[Exercise prompt] Every line holding "Timeline" should be copied from the records below.
====== Extracted records
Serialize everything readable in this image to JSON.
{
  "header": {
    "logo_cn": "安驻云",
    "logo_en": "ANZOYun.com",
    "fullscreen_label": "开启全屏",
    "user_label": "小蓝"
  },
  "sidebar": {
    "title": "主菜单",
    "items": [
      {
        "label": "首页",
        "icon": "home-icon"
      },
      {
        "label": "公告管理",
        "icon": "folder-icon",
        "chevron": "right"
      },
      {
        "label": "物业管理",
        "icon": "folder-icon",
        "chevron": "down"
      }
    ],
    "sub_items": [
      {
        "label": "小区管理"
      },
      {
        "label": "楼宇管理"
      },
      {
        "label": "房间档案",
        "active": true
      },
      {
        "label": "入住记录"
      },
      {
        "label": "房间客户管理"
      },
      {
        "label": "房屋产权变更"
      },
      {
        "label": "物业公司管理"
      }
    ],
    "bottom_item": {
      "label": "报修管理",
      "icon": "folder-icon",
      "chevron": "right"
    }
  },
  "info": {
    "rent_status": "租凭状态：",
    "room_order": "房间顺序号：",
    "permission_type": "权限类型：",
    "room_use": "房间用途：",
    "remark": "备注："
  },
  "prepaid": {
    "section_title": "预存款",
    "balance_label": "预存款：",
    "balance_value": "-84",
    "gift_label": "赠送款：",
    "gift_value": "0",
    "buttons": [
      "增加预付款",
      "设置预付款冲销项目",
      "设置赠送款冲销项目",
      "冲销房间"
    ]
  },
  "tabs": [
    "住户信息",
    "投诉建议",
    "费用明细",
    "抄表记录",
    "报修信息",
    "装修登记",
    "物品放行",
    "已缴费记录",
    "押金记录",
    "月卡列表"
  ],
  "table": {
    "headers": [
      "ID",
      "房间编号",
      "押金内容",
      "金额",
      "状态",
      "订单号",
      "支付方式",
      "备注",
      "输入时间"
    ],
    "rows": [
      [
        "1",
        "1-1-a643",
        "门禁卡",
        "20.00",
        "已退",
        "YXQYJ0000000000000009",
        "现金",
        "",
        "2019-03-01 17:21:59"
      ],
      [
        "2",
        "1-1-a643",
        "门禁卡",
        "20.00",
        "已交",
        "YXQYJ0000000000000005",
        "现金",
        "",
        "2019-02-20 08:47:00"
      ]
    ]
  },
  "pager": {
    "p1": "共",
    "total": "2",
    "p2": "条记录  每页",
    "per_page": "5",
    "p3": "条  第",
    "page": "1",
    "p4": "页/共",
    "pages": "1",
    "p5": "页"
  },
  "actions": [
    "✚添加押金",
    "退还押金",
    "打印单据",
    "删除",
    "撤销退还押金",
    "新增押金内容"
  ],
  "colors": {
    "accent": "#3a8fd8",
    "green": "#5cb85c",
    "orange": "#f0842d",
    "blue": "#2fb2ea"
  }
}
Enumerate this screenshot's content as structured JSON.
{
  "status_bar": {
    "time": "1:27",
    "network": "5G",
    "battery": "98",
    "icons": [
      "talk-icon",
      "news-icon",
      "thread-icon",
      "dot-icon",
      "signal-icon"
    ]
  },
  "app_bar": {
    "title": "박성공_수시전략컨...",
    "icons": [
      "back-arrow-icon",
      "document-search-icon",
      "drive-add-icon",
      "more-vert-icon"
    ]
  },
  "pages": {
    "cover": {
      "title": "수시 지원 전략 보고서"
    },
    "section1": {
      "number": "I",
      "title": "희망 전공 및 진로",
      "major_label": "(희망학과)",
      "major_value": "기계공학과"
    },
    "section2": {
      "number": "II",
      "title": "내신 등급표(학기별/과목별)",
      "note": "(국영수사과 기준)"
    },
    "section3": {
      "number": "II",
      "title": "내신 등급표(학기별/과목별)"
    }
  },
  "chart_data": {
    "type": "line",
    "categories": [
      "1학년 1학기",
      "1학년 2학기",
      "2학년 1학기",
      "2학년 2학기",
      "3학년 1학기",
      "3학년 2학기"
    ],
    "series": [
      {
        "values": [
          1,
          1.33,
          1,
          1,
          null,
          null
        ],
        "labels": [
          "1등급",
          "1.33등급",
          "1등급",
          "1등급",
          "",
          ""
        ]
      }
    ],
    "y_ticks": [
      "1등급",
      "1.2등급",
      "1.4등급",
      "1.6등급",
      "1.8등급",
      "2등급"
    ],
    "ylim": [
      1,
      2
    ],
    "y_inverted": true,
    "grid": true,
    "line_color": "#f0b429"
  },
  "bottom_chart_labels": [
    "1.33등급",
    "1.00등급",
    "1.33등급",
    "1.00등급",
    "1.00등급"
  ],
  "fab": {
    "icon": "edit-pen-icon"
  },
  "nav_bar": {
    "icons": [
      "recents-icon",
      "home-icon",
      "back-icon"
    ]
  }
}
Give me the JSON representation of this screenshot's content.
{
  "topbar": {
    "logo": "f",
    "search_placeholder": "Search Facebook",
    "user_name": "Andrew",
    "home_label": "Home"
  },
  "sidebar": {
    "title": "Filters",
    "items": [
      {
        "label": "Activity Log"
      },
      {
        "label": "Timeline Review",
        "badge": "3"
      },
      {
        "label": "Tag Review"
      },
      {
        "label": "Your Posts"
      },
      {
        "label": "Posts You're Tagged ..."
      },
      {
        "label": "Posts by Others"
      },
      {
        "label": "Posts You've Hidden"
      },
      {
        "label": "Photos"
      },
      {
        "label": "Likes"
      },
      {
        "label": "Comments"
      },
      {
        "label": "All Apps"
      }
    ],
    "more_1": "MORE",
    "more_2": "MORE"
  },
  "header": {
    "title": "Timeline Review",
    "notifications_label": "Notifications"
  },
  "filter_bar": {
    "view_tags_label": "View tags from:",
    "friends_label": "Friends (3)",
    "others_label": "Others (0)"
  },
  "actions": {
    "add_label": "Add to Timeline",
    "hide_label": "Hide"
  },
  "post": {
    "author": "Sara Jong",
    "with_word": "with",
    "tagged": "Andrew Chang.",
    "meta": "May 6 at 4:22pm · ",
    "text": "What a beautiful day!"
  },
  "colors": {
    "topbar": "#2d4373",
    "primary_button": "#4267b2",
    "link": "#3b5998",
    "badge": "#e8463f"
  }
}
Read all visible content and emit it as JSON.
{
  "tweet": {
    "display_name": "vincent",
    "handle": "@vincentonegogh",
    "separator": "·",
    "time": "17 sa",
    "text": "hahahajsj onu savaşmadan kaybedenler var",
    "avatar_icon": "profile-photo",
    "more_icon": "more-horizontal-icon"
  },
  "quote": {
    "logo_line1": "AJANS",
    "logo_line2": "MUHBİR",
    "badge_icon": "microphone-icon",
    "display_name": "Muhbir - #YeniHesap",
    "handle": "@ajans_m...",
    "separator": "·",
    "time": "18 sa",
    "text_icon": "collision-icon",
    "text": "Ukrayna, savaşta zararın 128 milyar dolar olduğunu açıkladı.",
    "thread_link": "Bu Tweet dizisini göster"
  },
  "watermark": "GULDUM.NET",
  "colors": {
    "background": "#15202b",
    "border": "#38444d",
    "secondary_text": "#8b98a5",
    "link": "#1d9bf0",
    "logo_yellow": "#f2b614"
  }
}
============
[Task answer]
        "label": "Timeline Review",
    "title": "Timeline Review",
    "add_label": "Add to Timeline",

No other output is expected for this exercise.